Some design parts focus narrowly on one type of layout; the 3 column.
After seeing many positive comments on the sitepoint website for this book, I felt compelled to buy it, even if though meant shipping it from the U.S. for a little extra money.
I have read, and glanced, over numerous computer orientated books, and this is up with the top for its concise wording. The code examples are also very easy to follow as the author, Dan Shafer, starts off with a simple code block adding more as required, the changes all highlighted in bold.
However, the author does digress in showing the reader how designs can done in many different ways. Then only in the last paragraph you are treated to a "but this wont get your main content listed in Google," and "this wont work in Browser X.X."
As long as you have a bit of patience, this shouldn't be a problem for you. Nevertheless, I do recommend reading this book from the start, in a linear fashion, not dipping in for random code chunks as you might end up using the code which isn't supported by Browser X.X!
The book isn't as long as it would lead you to believe, as it includes the whole CSS2 property reference, but this is of no fault as I prefer a book to be short quality than long rambling.

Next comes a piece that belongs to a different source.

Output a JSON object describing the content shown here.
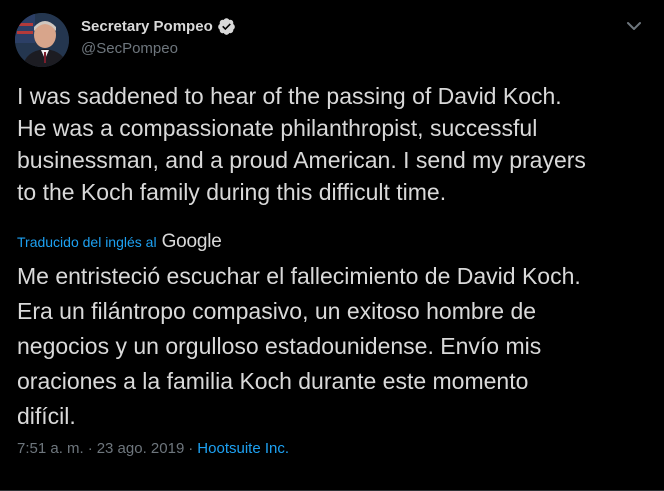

Everyone is jumping on the PHP and MySQL wagon, but what is the point if your "streamlined" content takes an age to download, and is likely to break layout through badly nested table elements? That is the question all designers should be asking themselves. This book serves to address this problem, and it gets the job done. So I say if you are looking for a "css for practical purposes book" buy this one by all means!